The Federal Aviation Administration on Friday released some details about the effect of the national sequestration budget cuts in Alaska.
In a letter to pilots, Alaska Flight Services Manager Jim Miller says the state’s three main Flight Service Stations in Juneau, Kenai and Fairbanks will remain open seven days a week, 24 hours a day. Most small, satellite facilities will be unaffected as well. But others will see reduced hours through Fiscal Year 2013 due to agency-wide furloughs.
The Ketchikan and Sitka stations are the only facilities in Southeast affected. The Northway, Talkeetna, Palmer and McGrath stations will see furloughs as well.
Miller’s letter says during shortened hours or closures most services will continue to be provided by a parent facility in Juneau, Kenai or Fairbanks.
The furloughs will start Sunday April 21 and last through the end of the federal fiscal year, September 30 or until the sequestration cuts are lifted.
- It aims to preserve Alaska Native culture by giving tribes and tribal organizations the ability to oversee local child welfare problems, rather than social workers coming in from outside their communities. That often results in children being removed from their communities.
- Dressed in full Gwich’in regalia, Potts recounted growing up in a modest dirt-floor hunting cabin in Eagle, losing someone close to suicide, and taking the conventions theme of strength in unity to get back to enjoying life again.
- The Juneau School District wants to consolidate its two high school football programs and cheer squads. Superintendent Dr. Mark Miller said at a press conference Thursday afternoon that the decision to send a formal request to the Alaska School Activities Association has been two years in the making.

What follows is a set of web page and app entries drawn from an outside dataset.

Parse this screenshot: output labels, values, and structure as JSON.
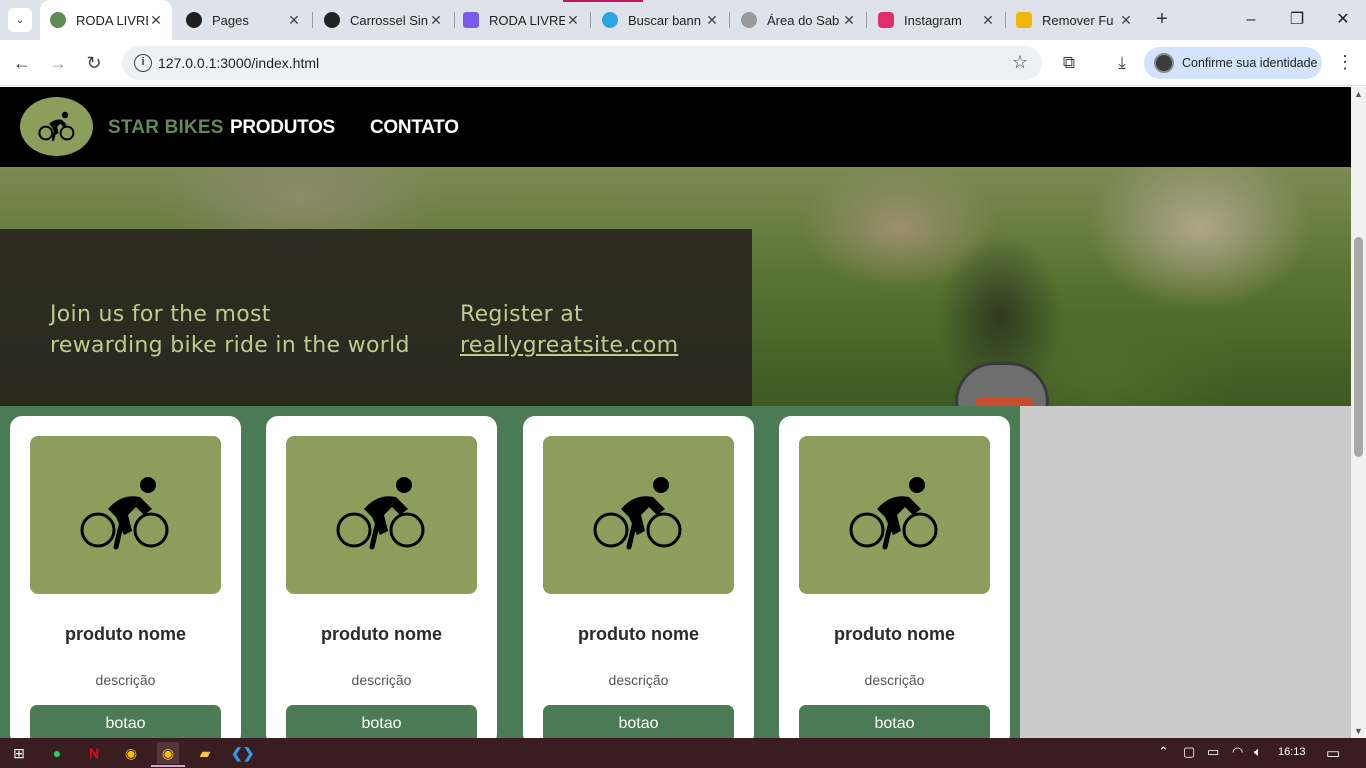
{
  "browser": {
    "tabs": [
      {
        "title": "RODA LIVRE",
        "favicon_color": "#5f8a55",
        "active": true
      },
      {
        "title": "Pages",
        "favicon_color": "#1f1f1f",
        "active": false
      },
      {
        "title": "Carrossel Sin",
        "favicon_color": "#222222",
        "active": false
      },
      {
        "title": "RODA LIVRE",
        "favicon_color": "#7a5cf0",
        "active": false
      },
      {
        "title": "Buscar bann",
        "favicon_color": "#2aa7e0",
        "active": false
      },
      {
        "title": "Área do Sab",
        "favicon_color": "#9a9a9a",
        "active": false
      },
      {
        "title": "Instagram",
        "favicon_color": "#e1306c",
        "active": false
      },
      {
        "title": "Remover Fu",
        "favicon_color": "#f2b705",
        "active": false
      }
    ],
    "url": "127.0.0.1:3000/index.html",
    "profile_label": "Confirme sua identidade"
  },
  "site": {
    "brand": "STAR BIKES",
    "nav": [
      "PRODUTOS",
      "CONTATO"
    ],
    "hero": {
      "tagline_line1": "Join us for the most",
      "tagline_line2": "rewarding bike ride in the world",
      "register_line1": "Register at",
      "register_link": "reallygreatsite.com"
    },
    "products": [
      {
        "name": "produto nome",
        "description": "descrição",
        "button": "botao"
      },
      {
        "name": "produto nome",
        "description": "descrição",
        "button": "botao"
      },
      {
        "name": "produto nome",
        "description": "descrição",
        "button": "botao"
      },
      {
        "name": "produto nome",
        "description": "descrição",
        "button": "botao"
      }
    ]
  },
  "colors": {
    "header_bg": "#000000",
    "accent_green": "#4a7b55",
    "olive": "#8b9e5c",
    "brand_green": "#5f8a55",
    "hero_text": "#bfcb8e"
  },
  "taskbar": {
    "apps": [
      "windows-start",
      "spotify",
      "netflix",
      "chrome",
      "chrome-active",
      "file-explorer",
      "vscode"
    ],
    "clock": "16:13"
  }
}
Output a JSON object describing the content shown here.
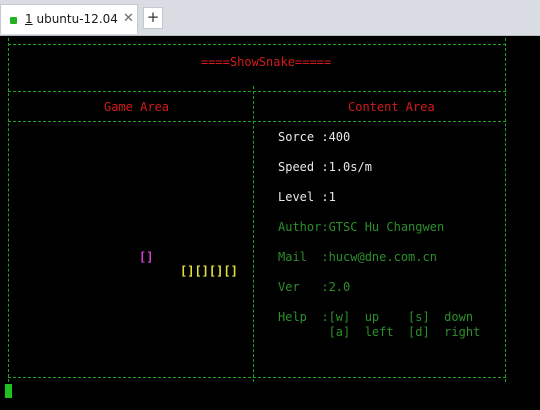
{
  "tab": {
    "number": "1",
    "title": "ubuntu-12.04",
    "close": "✕"
  },
  "new_tab": "+",
  "game": {
    "header": "====ShowSnake=====",
    "game_area_label": "Game Area",
    "content_area_label": "Content Area",
    "food": "[]",
    "snake": "[][][][]",
    "score_line": "Sorce :400",
    "speed_line": "Speed :1.0s/m",
    "level_line": "Level :1",
    "author_line": "Author:GTSC Hu Changwen",
    "mail_line": "Mail  :hucw@dne.com.cn",
    "ver_line": "Ver   :2.0",
    "help_line1": "Help  :[w]  up    [s]  down",
    "help_line2": "       [a]  left  [d]  right"
  },
  "colors": {
    "border": "#1ea31e",
    "title": "#d21b1b",
    "food": "#d23fd2",
    "snake": "#e5e03a",
    "stats": "#e8e8e8",
    "info": "#2c8f2c"
  }
}
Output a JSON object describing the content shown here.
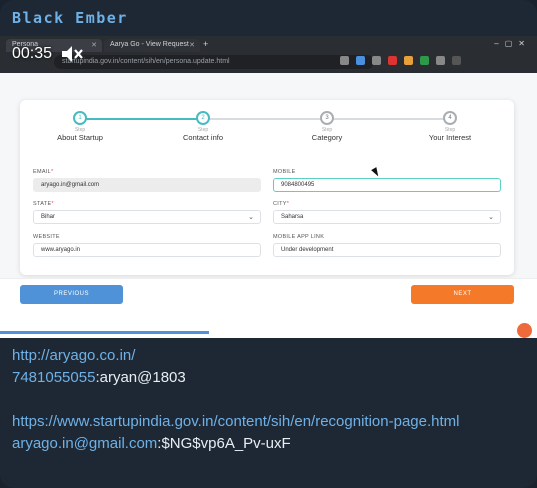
{
  "sender": "Black Ember",
  "video": {
    "timer": "00:35",
    "browser": {
      "tabs": [
        "Persona",
        "Aarya Go - View Request"
      ],
      "url": "startupindia.gov.in/content/sih/en/persona.update.html"
    },
    "steps": [
      {
        "num": "1",
        "sub": "Step",
        "label": "About Startup"
      },
      {
        "num": "2",
        "sub": "Step",
        "label": "Contact info"
      },
      {
        "num": "3",
        "sub": "Step",
        "label": "Category"
      },
      {
        "num": "4",
        "sub": "Step",
        "label": "Your Interest"
      }
    ],
    "form": {
      "email": {
        "label": "EMAIL",
        "value": "aryago.in@gmail.com"
      },
      "mobile": {
        "label": "MOBILE",
        "value": "9084800495"
      },
      "state": {
        "label": "STATE",
        "value": "Bihar"
      },
      "city": {
        "label": "CITY",
        "value": "Saharsa"
      },
      "website": {
        "label": "WEBSITE",
        "value": "www.aryago.in"
      },
      "app_link": {
        "label": "MOBILE APP LINK",
        "value": "Under development"
      }
    },
    "buttons": {
      "previous": "PREVIOUS",
      "next": "NEXT"
    },
    "accessibility_icon": "accessibility-icon"
  },
  "message": {
    "line1": "http://aryago.co.in/",
    "line2_link": "7481055055",
    "line2_text": ":aryan@1803",
    "line3": "https://www.startupindia.gov.in/content/sih/en/recognition-page.html",
    "line4_link": "aryago.in@gmail.com",
    "line4_text": ":$NG$vp6A_Pv-uxF"
  },
  "colors": {
    "accent": "#6fb1e6",
    "teal": "#46bcc0",
    "next": "#f47a2a",
    "prev": "#4f92d8"
  }
}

- Three helmets, two hats, a headdress and a beaded shirt are from as far back as the 1600s to about 1890. They will be stored through the National Park Service, with access being granted to the Tlingit clans.